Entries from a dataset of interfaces
------------------------------

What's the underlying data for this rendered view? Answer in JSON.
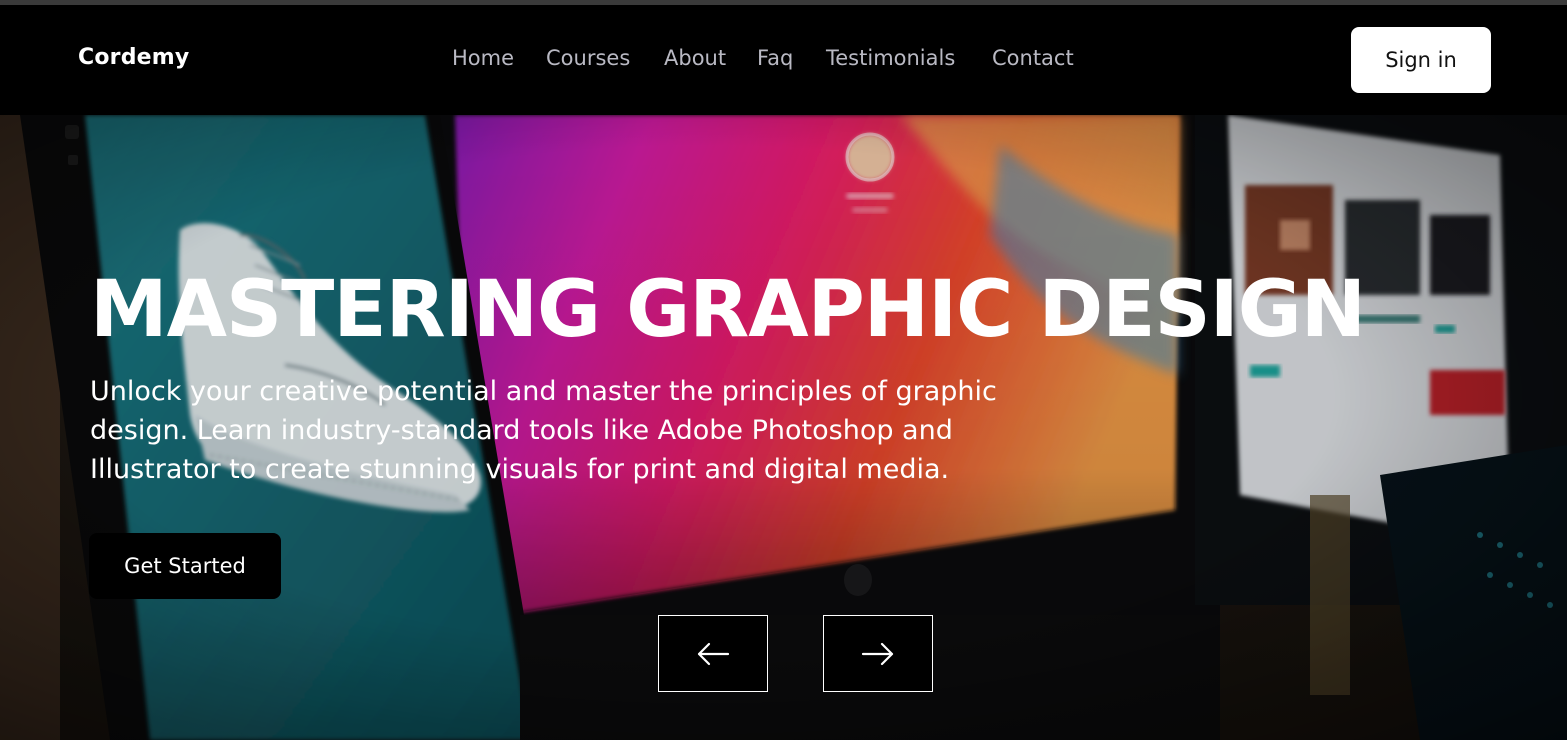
{
  "brand": "Cordemy",
  "nav": {
    "links": [
      "Home",
      "Courses",
      "About",
      "Faq",
      "Testimonials",
      "Contact"
    ],
    "signin_label": "Sign in"
  },
  "hero": {
    "title": "MASTERING GRAPHIC DESIGN",
    "description": "Unlock your creative potential and master the principles of graphic design. Learn industry-standard tools like Adobe Photoshop and Illustrator to create stunning visuals for print and digital media.",
    "cta_label": "Get Started",
    "prev_icon": "arrow-left-icon",
    "next_icon": "arrow-right-icon"
  },
  "colors": {
    "navbar_bg": "#000000",
    "nav_link": "#b9b9c3",
    "button_light": "#ffffff",
    "button_dark": "#000000"
  }
}
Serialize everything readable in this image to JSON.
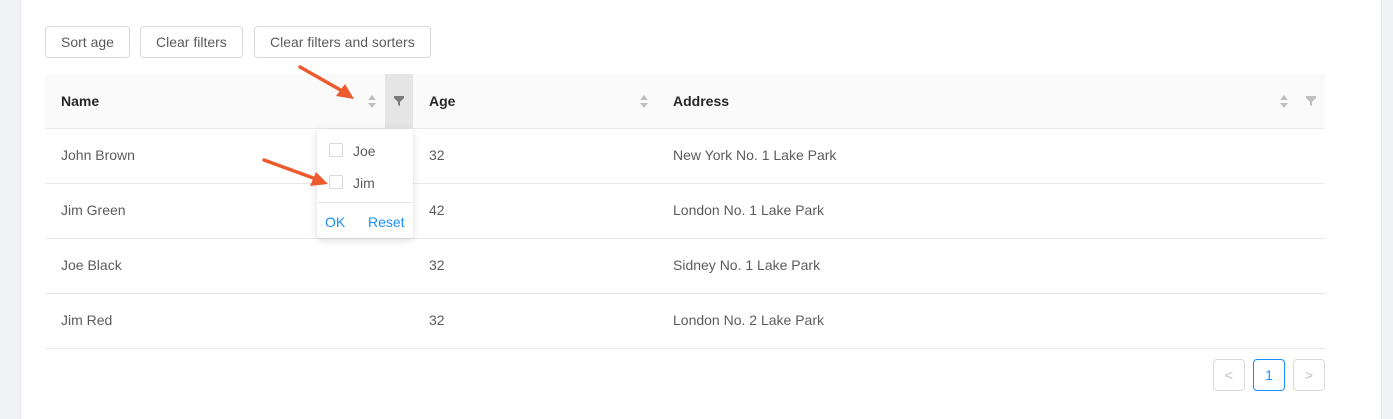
{
  "toolbar": {
    "sort_age": "Sort age",
    "clear_filters": "Clear filters",
    "clear_filters_and_sorters": "Clear filters and sorters"
  },
  "columns": {
    "name": "Name",
    "age": "Age",
    "address": "Address"
  },
  "rows": [
    {
      "name": "John Brown",
      "age": "32",
      "address": "New York No. 1 Lake Park"
    },
    {
      "name": "Jim Green",
      "age": "42",
      "address": "London No. 1 Lake Park"
    },
    {
      "name": "Joe Black",
      "age": "32",
      "address": "Sidney No. 1 Lake Park"
    },
    {
      "name": "Jim Red",
      "age": "32",
      "address": "London No. 2 Lake Park"
    }
  ],
  "filter_dropdown": {
    "options": [
      "Joe",
      "Jim"
    ],
    "ok": "OK",
    "reset": "Reset"
  },
  "pagination": {
    "prev": "<",
    "current_page": "1",
    "next": ">"
  },
  "colors": {
    "primary": "#1890ff",
    "annotation_arrow": "#ec5b2e"
  }
}
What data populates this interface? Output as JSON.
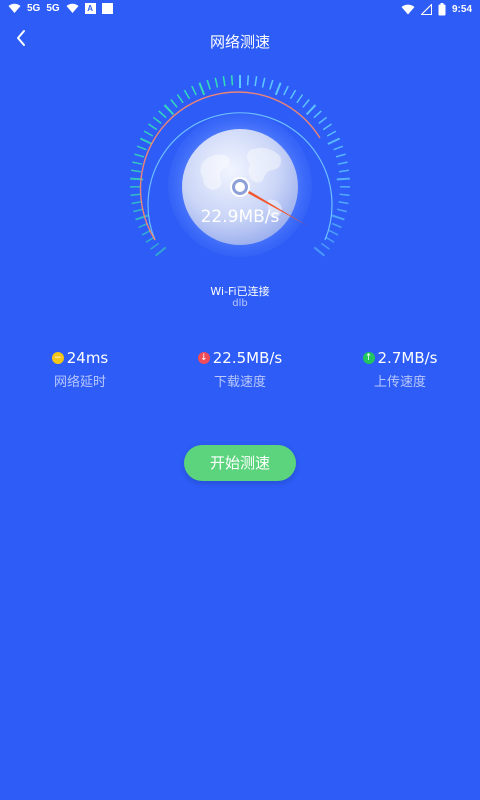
{
  "status_bar": {
    "network_1": "5G",
    "network_2": "5G",
    "app_icon_letter": "A",
    "time": "9:54"
  },
  "header": {
    "title": "网络测速"
  },
  "gauge": {
    "speed": "22.9MB/s"
  },
  "wifi": {
    "status": "Wi-Fi已连接",
    "name": "dlb"
  },
  "stats": {
    "latency": {
      "value": "24ms",
      "label": "网络延时"
    },
    "download": {
      "value": "22.5MB/s",
      "label": "下载速度"
    },
    "upload": {
      "value": "2.7MB/s",
      "label": "上传速度"
    }
  },
  "start_button": {
    "label": "开始测速"
  },
  "colors": {
    "background": "#2d5cf6",
    "latency_dot": "#f5c518",
    "download_dot": "#ef4c5a",
    "upload_dot": "#22c55e",
    "button": "#5bd47d",
    "needle": "#f0552c"
  },
  "icons": [
    "wifi-icon",
    "signal-icon",
    "battery-icon",
    "back-icon"
  ]
}
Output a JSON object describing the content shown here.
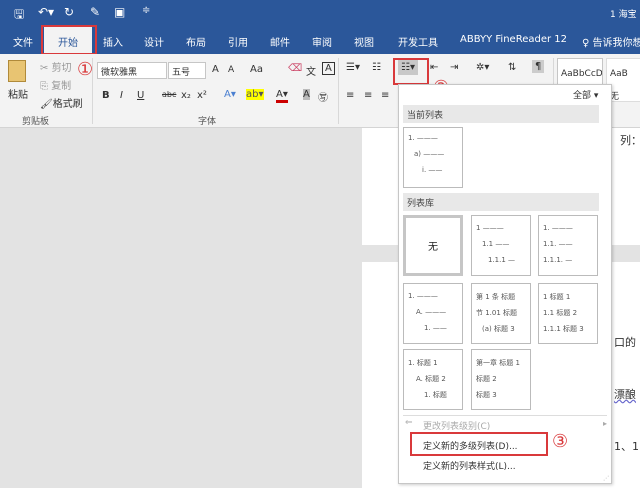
{
  "titlebar": {
    "title": "1 海宝",
    "qat": [
      "save-icon",
      "undo-icon",
      "redo-icon",
      "format-painter-icon",
      "preview-icon",
      "customize-icon"
    ]
  },
  "tabs": [
    "文件",
    "开始",
    "插入",
    "设计",
    "布局",
    "引用",
    "邮件",
    "审阅",
    "视图",
    "开发工具",
    "ABBYY FineReader 12"
  ],
  "tell_me": "告诉我你想",
  "clipboard": {
    "paste": "粘贴",
    "cut": "剪切",
    "copy": "复制",
    "format_painter": "格式刷",
    "group": "剪贴板"
  },
  "font": {
    "name": "微软雅黑",
    "size": "五号",
    "grow": "A",
    "shrink": "A",
    "case": "Aa",
    "group": "字体",
    "bold": "B",
    "italic": "I",
    "underline": "U",
    "strike": "abc",
    "sub": "x₂",
    "sup": "x²"
  },
  "styles": {
    "sample1": "AaBbCcD",
    "sample2": "AaB",
    "style2": "无"
  },
  "annotations": [
    "①",
    "②",
    "③"
  ],
  "menu": {
    "filter": "全部",
    "current_header": "当前列表",
    "library_header": "列表库",
    "none": "无",
    "current": [
      "1.",
      "a)",
      "i."
    ],
    "lib": [
      [
        "1",
        "1.1",
        "1.1.1"
      ],
      [
        "1.",
        "1.1.",
        "1.1.1."
      ],
      [
        "1.",
        "A.",
        "1."
      ],
      [
        "第 1 条 标题",
        "节 1.01 标题",
        "(a) 标题 3"
      ],
      [
        "1 标题 1",
        "1.1 标题 2",
        "1.1.1 标题 3"
      ],
      [
        "1. 标题 1",
        "A. 标题 2",
        "1. 标题"
      ],
      [
        "第一章 标题 1",
        "标题 2",
        "标题 3"
      ]
    ],
    "change_level": "更改列表级别(C)",
    "define_multi": "定义新的多级列表(D)...",
    "define_style": "定义新的列表样式(L)..."
  },
  "document": {
    "snippets": [
      "列：",
      "口的",
      "漂酿",
      "1、1"
    ]
  }
}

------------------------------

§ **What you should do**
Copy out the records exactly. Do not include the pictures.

§ **Solution to this problem**
What's the underlying data for this rendered view? Answer in JSON.
{
  "brand": "Cordemy",
  "nav": {
    "links": [
      "Home",
      "Courses",
      "About",
      "Faq",
      "Testimonials",
      "Contact"
    ],
    "signin_label": "Sign in"
  },
  "hero": {
    "title": "MASTERING GRAPHIC DESIGN",
    "description": "Unlock your creative potential and master the principles of graphic design. Learn industry-standard tools like Adobe Photoshop and Illustrator to create stunning visuals for print and digital media.",
    "cta_label": "Get Started",
    "prev_icon": "arrow-left-icon",
    "next_icon": "arrow-right-icon"
  },
  "colors": {
    "navbar_bg": "#000000",
    "nav_link": "#b9b9c3",
    "button_light": "#ffffff",
    "button_dark": "#000000"
  }
}
Serialize everything readable in this image to JSON.
{
  "toolbar": {
    "sort_age": "Sort age",
    "clear_filters": "Clear filters",
    "clear_filters_and_sorters": "Clear filters and sorters"
  },
  "columns": {
    "name": "Name",
    "age": "Age",
    "address": "Address"
  },
  "rows": [
    {
      "name": "John Brown",
      "age": "32",
      "address": "New York No. 1 Lake Park"
    },
    {
      "name": "Jim Green",
      "age": "42",
      "address": "London No. 1 Lake Park"
    },
    {
      "name": "Joe Black",
      "age": "32",
      "address": "Sidney No. 1 Lake Park"
    },
    {
      "name": "Jim Red",
      "age": "32",
      "address": "London No. 2 Lake Park"
    }
  ],
  "filter_dropdown": {
    "options": [
      "Joe",
      "Jim"
    ],
    "ok": "OK",
    "reset": "Reset"
  },
  "pagination": {
    "prev": "<",
    "current_page": "1",
    "next": ">"
  },
  "colors": {
    "primary": "#1890ff",
    "annotation_arrow": "#ec5b2e"
  }
}
What data populates this interface? Output as JSON.
{
  "status_bar": {
    "network_1": "5G",
    "network_2": "5G",
    "app_icon_letter": "A",
    "time": "9:54"
  },
  "header": {
    "title": "网络测速"
  },
  "gauge": {
    "speed": "22.9MB/s"
  },
  "wifi": {
    "status": "Wi-Fi已连接",
    "name": "dlb"
  },
  "stats": {
    "latency": {
      "value": "24ms",
      "label": "网络延时"
    },
    "download": {
      "value": "22.5MB/s",
      "label": "下载速度"
    },
    "upload": {
      "value": "2.7MB/s",
      "label": "上传速度"
    }
  },
  "start_button": {
    "label": "开始测速"
  },
  "colors": {
    "background": "#2d5cf6",
    "latency_dot": "#f5c518",
    "download_dot": "#ef4c5a",
    "upload_dot": "#22c55e",
    "button": "#5bd47d",
    "needle": "#f0552c"
  },
  "icons": [
    "wifi-icon",
    "signal-icon",
    "battery-icon",
    "back-icon"
  ]
}
Output a JSON object describing the content shown here.
{
  "titlebar": {
    "title": "1 海宝",
    "qat": [
      "save-icon",
      "undo-icon",
      "redo-icon",
      "format-painter-icon",
      "preview-icon",
      "customize-icon"
    ]
  },
  "tabs": [
    "文件",
    "开始",
    "插入",
    "设计",
    "布局",
    "引用",
    "邮件",
    "审阅",
    "视图",
    "开发工具",
    "ABBYY FineReader 12"
  ],
  "tell_me": "告诉我你想",
  "clipboard": {
    "paste": "粘贴",
    "cut": "剪切",
    "copy": "复制",
    "format_painter": "格式刷",
    "group": "剪贴板"
  },
  "font": {
    "name": "微软雅黑",
    "size": "五号",
    "grow": "A",
    "shrink": "A",
    "case": "Aa",
    "group": "字体",
    "bold": "B",
    "italic": "I",
    "underline": "U",
    "strike": "abc",
    "sub": "x₂",
    "sup": "x²"
  },
  "styles": {
    "sample1": "AaBbCcD",
    "sample2": "AaB",
    "style2": "无"
  },
  "annotations": [
    "①",
    "②",
    "③"
  ],
  "menu": {
    "filter": "全部",
    "current_header": "当前列表",
    "library_header": "列表库",
    "none": "无",
    "current": [
      "1.",
      "a)",
      "i."
    ],
    "lib": [
      [
        "1",
        "1.1",
        "1.1.1"
      ],
      [
        "1.",
        "1.1.",
        "1.1.1."
      ],
      [
        "1.",
        "A.",
        "1."
      ],
      [
        "第 1 条 标题",
        "节 1.01 标题",
        "(a) 标题 3"
      ],
      [
        "1 标题 1",
        "1.1 标题 2",
        "1.1.1 标题 3"
      ],
      [
        "1. 标题 1",
        "A. 标题 2",
        "1. 标题"
      ],
      [
        "第一章 标题 1",
        "标题 2",
        "标题 3"
      ]
    ],
    "change_level": "更改列表级别(C)",
    "define_multi": "定义新的多级列表(D)...",
    "define_style": "定义新的列表样式(L)..."
  },
  "document": {
    "snippets": [
      "列：",
      "口的",
      "漂酿",
      "1、1"
    ]
  }
}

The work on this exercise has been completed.